The Democratic Republic of Congo (DRC) has suspended oil exploration in Africa’s oldest national park, Virunga, until a Strategic Environmental Assessment (SEA) is conducted. The move ends oil companies, Soco and Dominion’s plans to explore for oil in blocs within the park that were awarded to the companies last year.
“We have rejected the recommendations of an environmental impact assessment conducted by the oil company, Soco, which we consider premature, superficial and which does not conform to the standards which we would expect,” said José E.B. Endundo, the Minister for the Environment, Nature Conservation and Tourism.
However, Soco’s deputy CEO, Roger Cagle, told Reuters that he didn’t believe Endundo had even read the company’s environmental impact assessment.
The companies have said they will respect the government’s decision and await the results of the SEA.
Home to a quarter of the world’s mountain gorillas, as well as chimpanzees, hippos, lions, forest elephants, okapi, and rare birds Virunga National Park is one of Africa’s most biodiverse parks and is classified by the UN as a World Heritage Site.
The UN along with several conservation organizations have criticized the plan to allowing oil exploration in the park. The oil companies, though, have contended they could improve the park’s security situation, which is unstable due to the presence of armed rebels hiding in the vast park. Over 130 rangers have died in the book due to conflict with rebels in the past 15 years.
A portion of Virunga National Park swaddled in clouds as seen by Google Earth.
Goodbye national parks: when ‘eternal’ protected areas come under attack
(03/17/2011) One of the major tenets behind the creation of a national park, or other protected area, is that it will not fade, but remain in essence beyond the pressures of human society, enjoyed by current generations while being preserved for future ones. The protected area is a gift, in a way, handed from one wise generation to the next. However, in the real world, dominated by short-term thinking, government protected areas are not ‘inalienable’, as Abraham Lincoln dubbed one of the first; but face being shrunk, losing legal protection, or in some cases abolished altogether. A first of its kind study, published in Conservation Letters, recorded 89 instances in 27 countries of protected areas being downsized (shrunk), downgraded (decrease in legal protections), and degazetted (abolished) since 1900. Referred to by the authors as PADDD (protected areas downgraded, downsized, or degazetted), despite its large impact on conservation efforts the trend has been little studied.
Oil company charged after allegedly forcing entry into Virunga National Park
(02/21/2011) The Democratic Republic of Congo’s (DRC) national parks authority, ICCN, has filed a suit against oil company, SOCO International, for allegedly forcing entry into Virunga National Park. The legal row comes amid revelations that two oil companies, SOCO and Dominion Petroleum, are exploring the park for oil.
UN and conservation organizations condemn big oil’s plan to drill in Virunga National Park
(01/20/2011) WWF, the International Union for the Conservation of Nature (IUCN), and the UN have all recently expressed concerns about two oil companies’ plan to explore for oil in Africa’s oldest and famed Virunga National Park.

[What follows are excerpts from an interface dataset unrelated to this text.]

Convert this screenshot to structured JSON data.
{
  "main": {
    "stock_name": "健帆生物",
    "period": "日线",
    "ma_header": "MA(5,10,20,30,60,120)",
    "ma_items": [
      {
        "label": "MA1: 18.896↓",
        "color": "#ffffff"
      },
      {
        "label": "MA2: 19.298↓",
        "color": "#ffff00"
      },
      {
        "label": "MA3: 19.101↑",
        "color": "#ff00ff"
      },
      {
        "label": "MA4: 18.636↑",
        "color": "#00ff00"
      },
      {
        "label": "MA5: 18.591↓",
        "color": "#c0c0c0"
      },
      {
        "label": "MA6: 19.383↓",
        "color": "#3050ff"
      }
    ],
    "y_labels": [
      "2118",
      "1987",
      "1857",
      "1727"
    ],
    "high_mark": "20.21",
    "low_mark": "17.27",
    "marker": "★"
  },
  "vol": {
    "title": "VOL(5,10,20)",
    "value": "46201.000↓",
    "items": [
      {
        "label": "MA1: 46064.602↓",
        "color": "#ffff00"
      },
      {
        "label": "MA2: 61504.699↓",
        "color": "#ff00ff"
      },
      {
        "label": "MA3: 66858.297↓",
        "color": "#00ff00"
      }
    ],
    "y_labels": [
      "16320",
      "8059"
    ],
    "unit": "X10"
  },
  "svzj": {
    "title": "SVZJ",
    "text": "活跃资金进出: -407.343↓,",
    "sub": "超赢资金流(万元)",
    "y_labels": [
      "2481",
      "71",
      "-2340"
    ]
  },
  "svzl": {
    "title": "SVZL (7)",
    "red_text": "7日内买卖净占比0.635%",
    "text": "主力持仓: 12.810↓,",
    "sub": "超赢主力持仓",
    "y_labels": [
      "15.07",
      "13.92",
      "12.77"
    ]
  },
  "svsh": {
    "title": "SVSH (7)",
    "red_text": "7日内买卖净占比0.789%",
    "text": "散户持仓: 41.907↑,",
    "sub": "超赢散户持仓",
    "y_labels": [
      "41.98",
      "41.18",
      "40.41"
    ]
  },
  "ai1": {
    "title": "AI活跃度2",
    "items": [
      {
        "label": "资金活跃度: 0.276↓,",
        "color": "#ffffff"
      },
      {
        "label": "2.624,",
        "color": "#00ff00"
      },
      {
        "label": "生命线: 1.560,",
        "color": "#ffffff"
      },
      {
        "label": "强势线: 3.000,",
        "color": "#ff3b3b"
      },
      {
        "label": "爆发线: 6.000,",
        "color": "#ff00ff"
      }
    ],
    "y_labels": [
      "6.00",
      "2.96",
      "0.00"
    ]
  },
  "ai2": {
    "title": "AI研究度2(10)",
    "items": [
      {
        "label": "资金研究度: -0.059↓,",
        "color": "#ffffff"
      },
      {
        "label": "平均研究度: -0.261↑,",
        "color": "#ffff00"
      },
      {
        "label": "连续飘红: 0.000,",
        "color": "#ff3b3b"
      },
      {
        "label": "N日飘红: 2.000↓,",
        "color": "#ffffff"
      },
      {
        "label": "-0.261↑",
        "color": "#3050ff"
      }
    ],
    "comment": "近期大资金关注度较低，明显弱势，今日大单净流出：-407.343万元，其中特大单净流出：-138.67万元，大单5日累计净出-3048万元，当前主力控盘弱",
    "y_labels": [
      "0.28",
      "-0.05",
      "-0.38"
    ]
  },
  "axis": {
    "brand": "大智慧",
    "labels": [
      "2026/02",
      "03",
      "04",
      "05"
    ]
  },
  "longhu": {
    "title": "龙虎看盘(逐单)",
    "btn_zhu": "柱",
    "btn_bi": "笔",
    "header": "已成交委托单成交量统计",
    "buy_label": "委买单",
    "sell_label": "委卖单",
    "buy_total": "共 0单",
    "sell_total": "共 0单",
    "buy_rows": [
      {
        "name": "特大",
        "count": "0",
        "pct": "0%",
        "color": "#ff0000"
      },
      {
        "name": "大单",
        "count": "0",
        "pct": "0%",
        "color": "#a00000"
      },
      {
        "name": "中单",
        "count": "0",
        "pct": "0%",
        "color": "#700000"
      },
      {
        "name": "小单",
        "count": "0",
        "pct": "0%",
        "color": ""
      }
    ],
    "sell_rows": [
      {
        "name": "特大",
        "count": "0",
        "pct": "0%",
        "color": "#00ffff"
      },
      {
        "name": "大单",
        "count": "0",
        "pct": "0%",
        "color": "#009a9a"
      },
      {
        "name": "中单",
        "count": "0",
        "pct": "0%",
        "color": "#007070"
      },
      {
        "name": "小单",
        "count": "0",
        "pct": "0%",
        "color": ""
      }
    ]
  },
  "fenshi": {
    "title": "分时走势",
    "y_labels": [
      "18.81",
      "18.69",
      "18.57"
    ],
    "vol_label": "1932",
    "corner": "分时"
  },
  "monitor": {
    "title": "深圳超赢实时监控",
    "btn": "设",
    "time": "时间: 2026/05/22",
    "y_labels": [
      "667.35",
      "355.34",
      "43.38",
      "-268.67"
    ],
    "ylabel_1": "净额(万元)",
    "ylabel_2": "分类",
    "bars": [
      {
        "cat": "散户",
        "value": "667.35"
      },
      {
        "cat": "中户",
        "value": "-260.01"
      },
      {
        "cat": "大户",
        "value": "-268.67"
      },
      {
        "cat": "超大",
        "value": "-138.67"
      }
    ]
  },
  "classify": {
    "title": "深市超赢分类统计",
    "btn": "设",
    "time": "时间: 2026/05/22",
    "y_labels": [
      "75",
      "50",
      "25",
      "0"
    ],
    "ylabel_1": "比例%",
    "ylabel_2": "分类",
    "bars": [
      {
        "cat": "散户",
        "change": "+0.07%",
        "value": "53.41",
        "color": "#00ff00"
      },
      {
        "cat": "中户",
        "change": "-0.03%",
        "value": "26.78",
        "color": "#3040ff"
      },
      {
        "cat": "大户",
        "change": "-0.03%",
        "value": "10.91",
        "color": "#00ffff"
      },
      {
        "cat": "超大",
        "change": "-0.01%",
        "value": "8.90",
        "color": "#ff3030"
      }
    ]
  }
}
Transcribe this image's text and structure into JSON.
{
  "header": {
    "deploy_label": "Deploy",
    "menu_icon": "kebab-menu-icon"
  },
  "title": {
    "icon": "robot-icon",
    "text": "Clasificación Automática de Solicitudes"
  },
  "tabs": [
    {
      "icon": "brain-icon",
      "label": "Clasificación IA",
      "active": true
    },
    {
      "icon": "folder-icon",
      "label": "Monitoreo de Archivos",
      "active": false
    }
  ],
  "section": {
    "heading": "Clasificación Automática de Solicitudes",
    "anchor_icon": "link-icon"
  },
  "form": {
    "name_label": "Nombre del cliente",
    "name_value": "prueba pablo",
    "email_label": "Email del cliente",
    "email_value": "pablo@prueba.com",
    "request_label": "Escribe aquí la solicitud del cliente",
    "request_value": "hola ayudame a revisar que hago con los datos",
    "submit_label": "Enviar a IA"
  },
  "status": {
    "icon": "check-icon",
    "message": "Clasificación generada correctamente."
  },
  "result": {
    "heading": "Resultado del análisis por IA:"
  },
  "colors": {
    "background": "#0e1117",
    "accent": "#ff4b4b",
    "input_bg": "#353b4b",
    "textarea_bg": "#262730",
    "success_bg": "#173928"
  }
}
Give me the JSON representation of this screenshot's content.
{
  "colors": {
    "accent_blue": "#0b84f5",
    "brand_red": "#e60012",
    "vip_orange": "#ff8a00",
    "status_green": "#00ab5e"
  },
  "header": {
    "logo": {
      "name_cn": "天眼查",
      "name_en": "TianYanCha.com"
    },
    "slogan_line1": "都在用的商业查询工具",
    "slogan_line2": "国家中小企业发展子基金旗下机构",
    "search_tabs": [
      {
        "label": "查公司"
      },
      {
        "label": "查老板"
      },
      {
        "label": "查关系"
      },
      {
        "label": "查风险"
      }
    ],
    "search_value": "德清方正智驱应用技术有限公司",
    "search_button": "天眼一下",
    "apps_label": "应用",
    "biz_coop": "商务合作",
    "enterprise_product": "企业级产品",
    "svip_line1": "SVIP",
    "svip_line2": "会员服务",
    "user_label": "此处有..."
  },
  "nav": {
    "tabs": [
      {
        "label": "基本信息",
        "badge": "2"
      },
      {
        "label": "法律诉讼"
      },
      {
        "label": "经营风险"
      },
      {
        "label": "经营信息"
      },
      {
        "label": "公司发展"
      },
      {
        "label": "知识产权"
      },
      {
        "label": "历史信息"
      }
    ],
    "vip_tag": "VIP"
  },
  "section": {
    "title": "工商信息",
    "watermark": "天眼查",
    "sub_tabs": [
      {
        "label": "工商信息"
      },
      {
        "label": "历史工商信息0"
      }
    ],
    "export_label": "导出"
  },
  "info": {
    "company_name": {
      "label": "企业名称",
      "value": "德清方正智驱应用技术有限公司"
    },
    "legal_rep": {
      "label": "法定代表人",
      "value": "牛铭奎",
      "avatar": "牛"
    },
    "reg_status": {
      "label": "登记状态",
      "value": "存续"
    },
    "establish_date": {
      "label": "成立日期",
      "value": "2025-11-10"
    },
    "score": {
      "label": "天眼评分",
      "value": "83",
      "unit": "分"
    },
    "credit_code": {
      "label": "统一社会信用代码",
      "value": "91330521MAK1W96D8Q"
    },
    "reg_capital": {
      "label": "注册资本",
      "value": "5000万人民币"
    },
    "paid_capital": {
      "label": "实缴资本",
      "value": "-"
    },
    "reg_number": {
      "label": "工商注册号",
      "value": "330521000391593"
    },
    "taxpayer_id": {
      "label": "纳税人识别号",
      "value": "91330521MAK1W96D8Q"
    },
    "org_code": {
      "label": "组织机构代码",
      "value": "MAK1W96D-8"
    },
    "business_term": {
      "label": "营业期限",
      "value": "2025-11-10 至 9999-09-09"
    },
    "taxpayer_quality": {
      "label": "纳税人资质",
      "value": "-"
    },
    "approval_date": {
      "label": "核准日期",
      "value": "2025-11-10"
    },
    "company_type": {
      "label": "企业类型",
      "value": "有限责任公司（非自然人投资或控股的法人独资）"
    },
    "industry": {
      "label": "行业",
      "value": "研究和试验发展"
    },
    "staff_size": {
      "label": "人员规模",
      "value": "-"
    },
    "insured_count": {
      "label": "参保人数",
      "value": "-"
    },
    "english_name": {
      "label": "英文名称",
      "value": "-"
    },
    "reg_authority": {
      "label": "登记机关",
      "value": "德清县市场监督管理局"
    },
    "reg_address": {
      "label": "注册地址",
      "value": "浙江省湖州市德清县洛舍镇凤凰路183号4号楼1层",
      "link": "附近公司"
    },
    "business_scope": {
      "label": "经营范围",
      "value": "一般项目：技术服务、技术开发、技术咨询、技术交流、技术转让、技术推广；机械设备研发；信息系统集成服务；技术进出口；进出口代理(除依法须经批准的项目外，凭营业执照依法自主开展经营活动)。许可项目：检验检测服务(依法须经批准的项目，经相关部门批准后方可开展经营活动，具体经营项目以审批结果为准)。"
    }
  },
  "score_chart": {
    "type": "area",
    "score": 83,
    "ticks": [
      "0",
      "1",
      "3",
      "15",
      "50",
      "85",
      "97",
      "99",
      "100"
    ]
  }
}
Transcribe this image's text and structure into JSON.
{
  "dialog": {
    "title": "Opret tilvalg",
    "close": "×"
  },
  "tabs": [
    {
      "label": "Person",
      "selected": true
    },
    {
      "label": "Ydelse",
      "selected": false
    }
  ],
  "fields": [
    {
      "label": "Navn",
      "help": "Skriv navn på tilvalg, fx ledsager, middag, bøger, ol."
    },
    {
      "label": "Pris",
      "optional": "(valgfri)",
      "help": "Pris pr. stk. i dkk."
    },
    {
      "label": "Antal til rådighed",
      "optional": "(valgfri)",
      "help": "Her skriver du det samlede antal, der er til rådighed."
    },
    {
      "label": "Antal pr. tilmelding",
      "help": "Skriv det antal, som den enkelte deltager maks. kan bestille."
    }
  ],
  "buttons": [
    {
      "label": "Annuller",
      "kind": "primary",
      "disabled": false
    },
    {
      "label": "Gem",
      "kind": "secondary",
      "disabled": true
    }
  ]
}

Home to a quarter of the world’s mountain gorillas, as well as chimpanzees, hippos, lions, forest elephants, and rare birds Virunga National Park in the Democratic Republic of Congo (DRC) is one of Africa’s most biodiverse parks and is classified by the UN as a World Heritage Site. But according to WWF plans by oil companies SOCO International and Dominion Petroleum could jeopardize not only the wildlife and ecosystems, but also local people.